Data for analysis: Begin
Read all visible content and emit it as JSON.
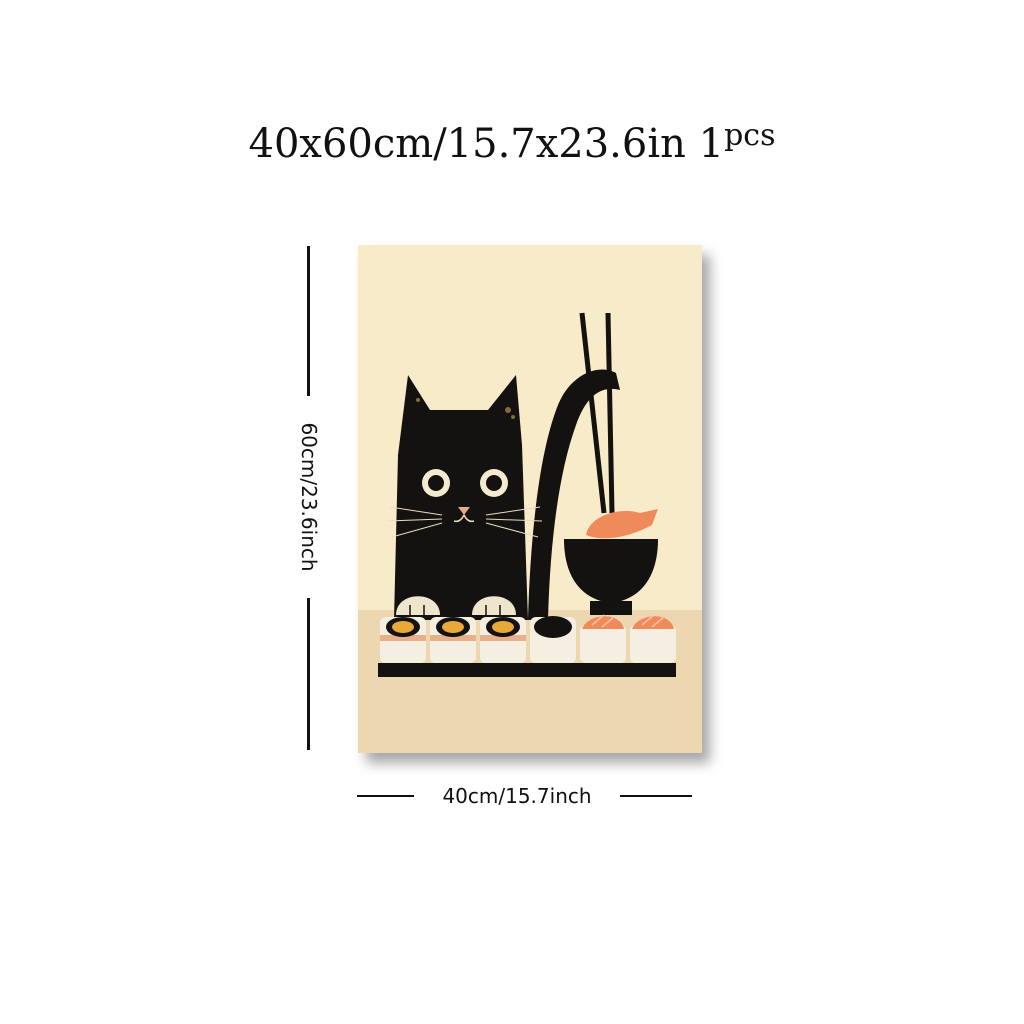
{
  "header": {
    "size_text": "40x60cm/15.7x23.6in 1",
    "qty_suffix": "pcs"
  },
  "dimensions": {
    "height_label": "60cm/23.6inch",
    "width_label": "40cm/15.7inch"
  },
  "poster": {
    "subject": "black cat with sushi and chopsticks",
    "colors": {
      "background": "#f7ebc9",
      "table": "#ecd7b1",
      "cat": "#141210",
      "salmon": "#ef8a5a",
      "rice": "#f5efe2",
      "egg_yolk": "#e8a93a"
    }
  }
}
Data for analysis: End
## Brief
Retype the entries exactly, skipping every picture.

## Written solution
Read all visible content and emit it as JSON.
{
  "header": {
    "size_text": "40x60cm/15.7x23.6in 1",
    "qty_suffix": "pcs"
  },
  "dimensions": {
    "height_label": "60cm/23.6inch",
    "width_label": "40cm/15.7inch"
  },
  "poster": {
    "subject": "black cat with sushi and chopsticks",
    "colors": {
      "background": "#f7ebc9",
      "table": "#ecd7b1",
      "cat": "#141210",
      "salmon": "#ef8a5a",
      "rice": "#f5efe2",
      "egg_yolk": "#e8a93a"
    }
  }
}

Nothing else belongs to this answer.